:: DESCRIPTION OF THE TASK ::
Search the entries below for "Admin" and copy each matching line.

Element data from apps and pages
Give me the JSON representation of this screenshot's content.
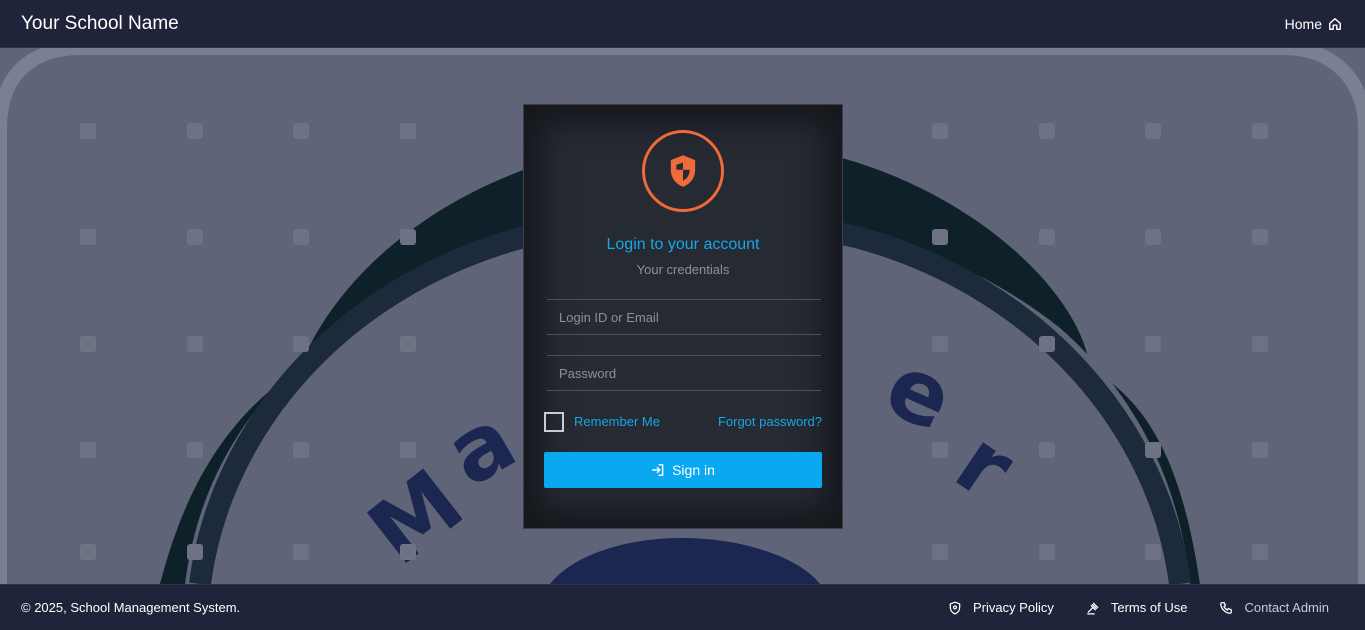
{
  "header": {
    "brand": "Your School Name",
    "home_label": "Home"
  },
  "login": {
    "title": "Login to your account",
    "subtitle": "Your credentials",
    "login_placeholder": "Login ID or Email",
    "login_value": "",
    "password_placeholder": "Password",
    "password_value": "",
    "remember_label": "Remember Me",
    "remember_checked": false,
    "forgot_label": "Forgot password?",
    "signin_label": "Sign in"
  },
  "footer": {
    "copyright": "© 2025,  School Management System.",
    "links": [
      {
        "label": "Privacy Policy",
        "icon": "shield-icon"
      },
      {
        "label": "Terms of Use",
        "icon": "gavel-icon"
      },
      {
        "label": "Contact Admin",
        "icon": "phone-icon"
      }
    ]
  },
  "colors": {
    "navbar": "#20243a",
    "accent": "#17a7e5",
    "logo": "#f06b3a",
    "button": "#0aa8f0"
  }
}
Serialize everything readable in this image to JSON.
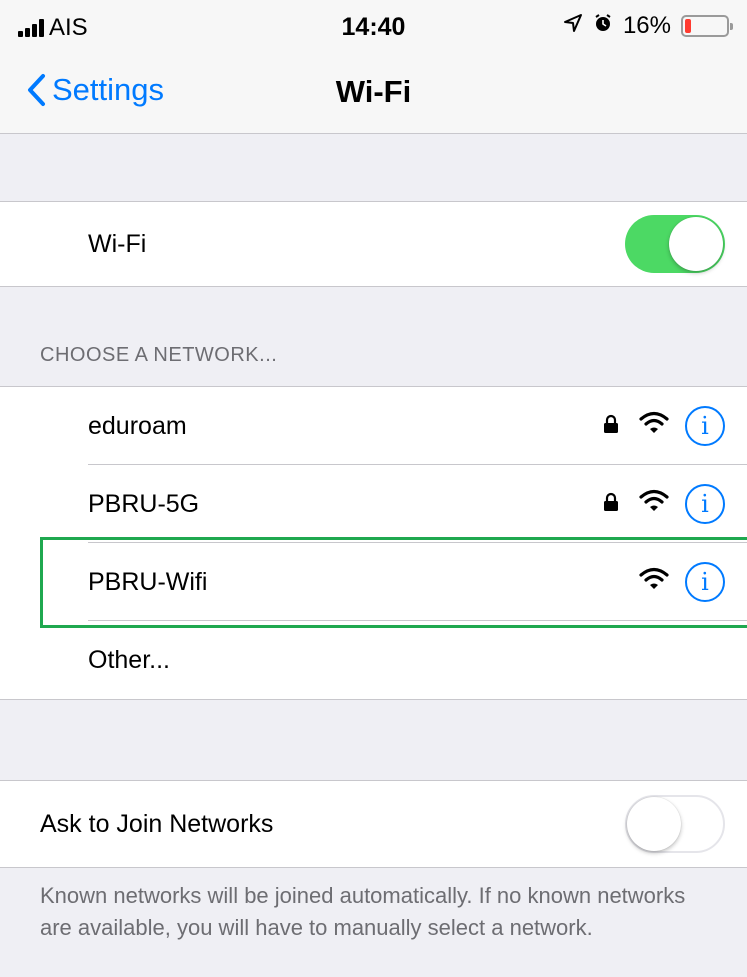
{
  "status_bar": {
    "carrier": "AIS",
    "time": "14:40",
    "battery_percent": "16%",
    "battery_level": 0.16,
    "icons": [
      "signal-icon",
      "location-icon",
      "alarm-icon",
      "battery-icon"
    ]
  },
  "nav": {
    "back_label": "Settings",
    "title": "Wi-Fi"
  },
  "wifi_toggle": {
    "label": "Wi-Fi",
    "state": "on"
  },
  "section_header": "CHOOSE A NETWORK...",
  "networks": [
    {
      "name": "eduroam",
      "locked": true,
      "highlighted": false
    },
    {
      "name": "PBRU-5G",
      "locked": true,
      "highlighted": false
    },
    {
      "name": "PBRU-Wifi",
      "locked": false,
      "highlighted": true
    }
  ],
  "other_label": "Other...",
  "ask_to_join": {
    "label": "Ask to Join Networks",
    "state": "off"
  },
  "footer": "Known networks will be joined automatically. If no known networks are available, you will have to manually select a network.",
  "colors": {
    "accent": "#007aff",
    "toggle_on": "#4cd964",
    "highlight": "#1fa84f",
    "battery_low": "#ff3b30"
  }
}
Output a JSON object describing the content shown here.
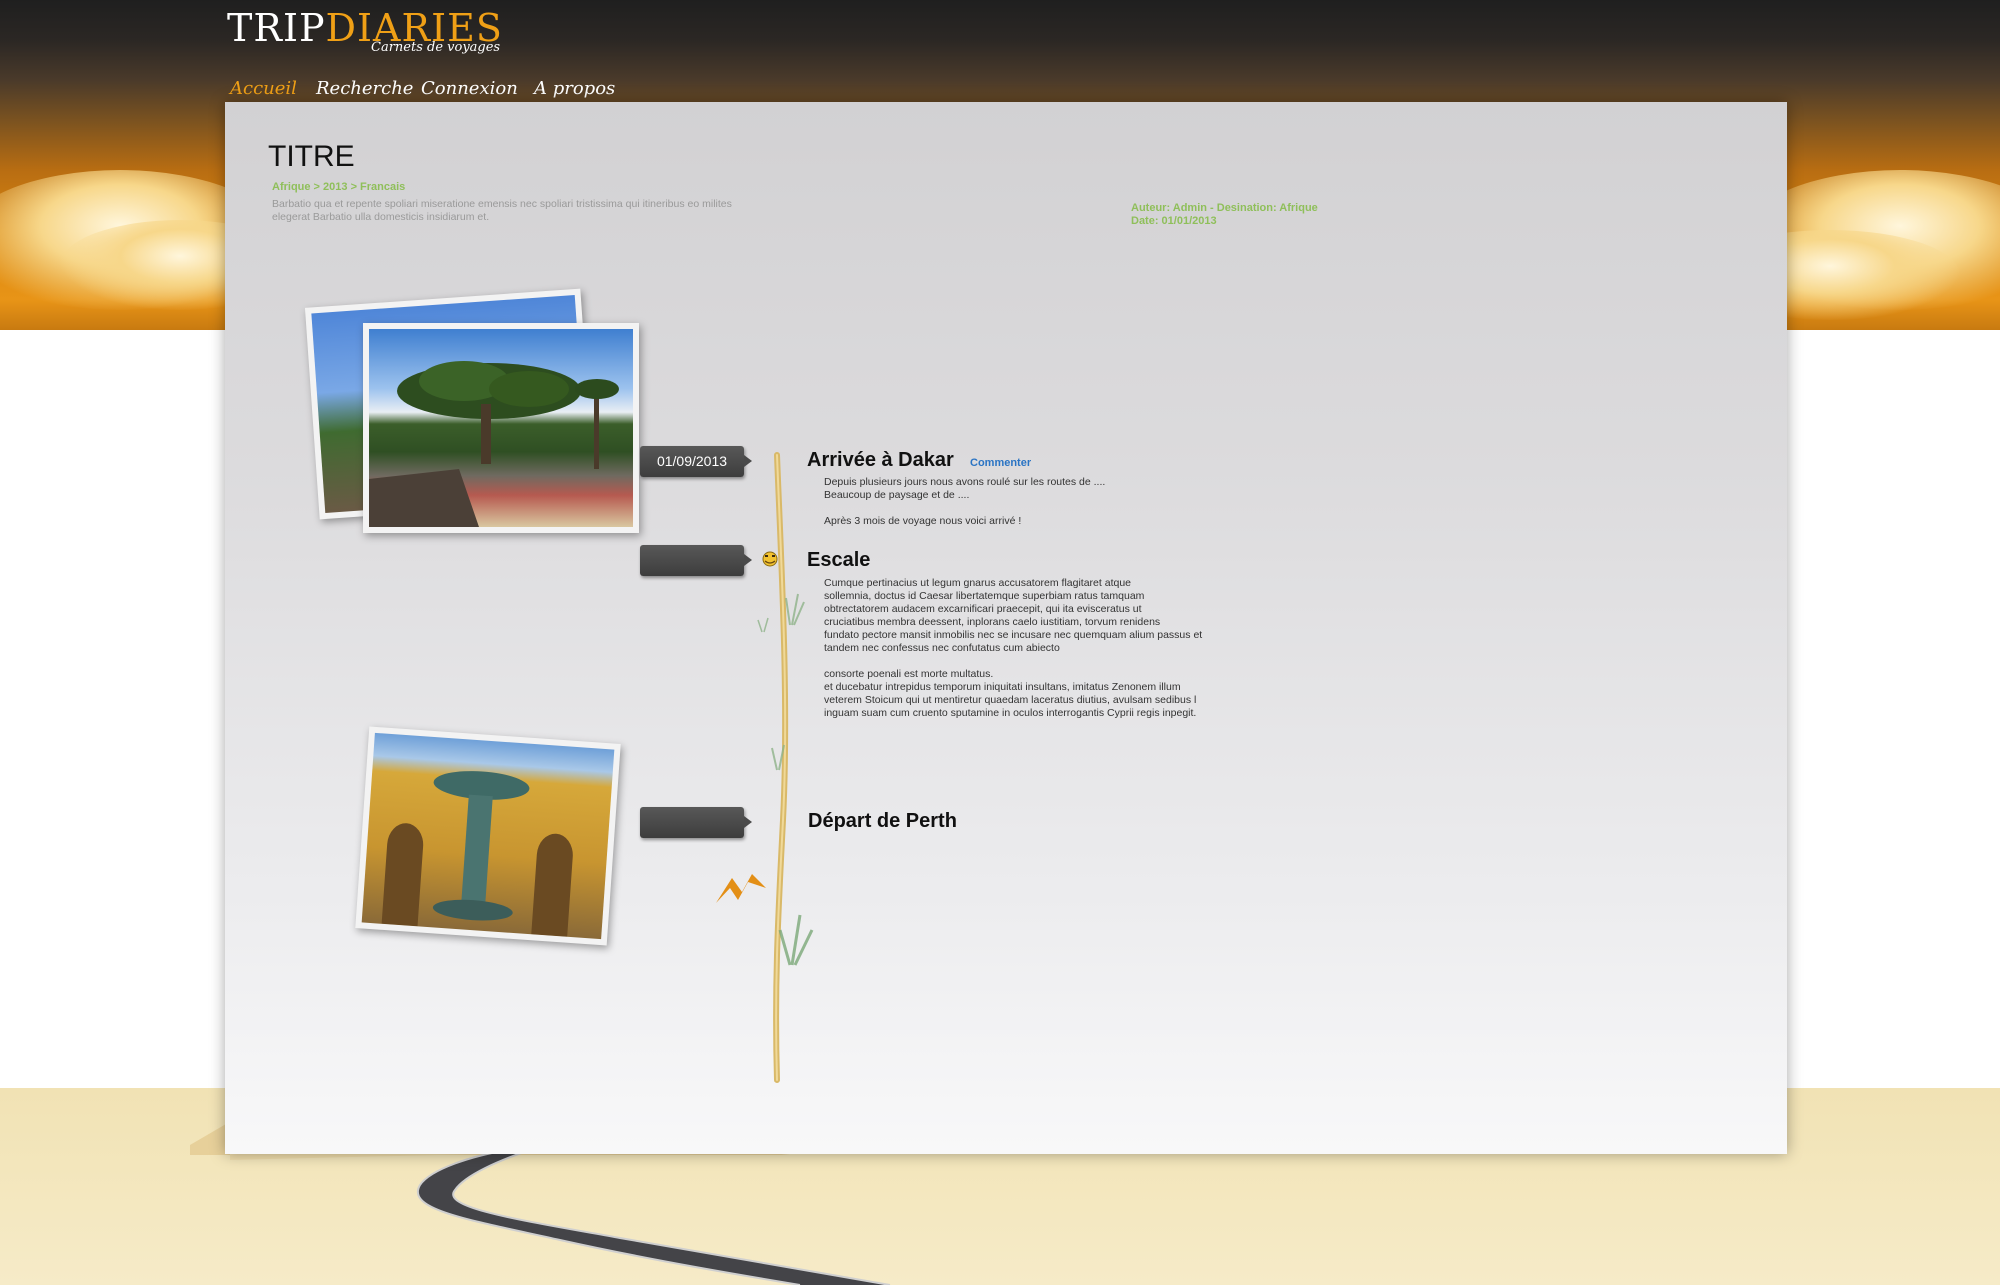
{
  "header": {
    "logo_trip": "TRIP",
    "logo_diaries": "DIARIES",
    "tagline": "Carnets de voyages"
  },
  "nav": {
    "items": [
      {
        "label": "Accueil",
        "active": true
      },
      {
        "label": "Recherche",
        "active": false
      },
      {
        "label": "Connexion",
        "active": false
      },
      {
        "label": "A propos",
        "active": false
      }
    ]
  },
  "page": {
    "title": "TITRE",
    "breadcrumb": "Afrique > 2013 > Francais",
    "intro": "Barbatio qua et repente spoliari miseratione emensis nec spoliari tristissima qui itineribus eo milites elegerat Barbatio ulla domesticis insidiarum et.",
    "meta_line1": "Auteur: Admin - Desination: Afrique",
    "meta_line2": "Date: 01/01/2013"
  },
  "timeline": {
    "entries": [
      {
        "date": "01/09/2013",
        "title": "Arrivée à Dakar",
        "comment_label": "Commenter",
        "text": "Depuis plusieurs jours nous avons roulé sur les routes de ....\nBeaucoup de paysage et de ....\n\nAprès 3 mois de voyage nous voici arrivé !"
      },
      {
        "date": "",
        "title": "Escale",
        "text": "Cumque pertinacius ut legum gnarus accusatorem flagitaret atque\nsollemnia, doctus id Caesar libertatemque superbiam ratus tamquam\nobtrectatorem audacem excarnificari praecepit, qui ita evisceratus ut\ncruciatibus membra deessent, inplorans caelo iustitiam, torvum renidens\n fundato pectore mansit inmobilis nec se incusare nec quemquam alium passus et\ntandem nec confessus nec confutatus cum abiecto\n\nconsorte poenali est morte multatus.\net ducebatur intrepidus temporum iniquitati insultans, imitatus Zenonem illum\nveterem Stoicum qui ut mentiretur quaedam laceratus diutius, avulsam sedibus l\ninguam suam cum cruento sputamine in oculos interrogantis Cyprii regis inpegit."
      },
      {
        "date": "",
        "title": "Départ de Perth"
      }
    ]
  },
  "colors": {
    "accent": "#f0a016",
    "meta_green": "#8fbf5a",
    "link_blue": "#2a74c4",
    "tag_dark": "#454545"
  },
  "icons": [
    "emoticon-icon",
    "mountain-icon",
    "grass-icon"
  ]
}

:: ANSWER TO THE PROBLEM ::
        "label": "Contact Admin",
    "meta_line1": "Auteur: Admin - Desination: Afrique",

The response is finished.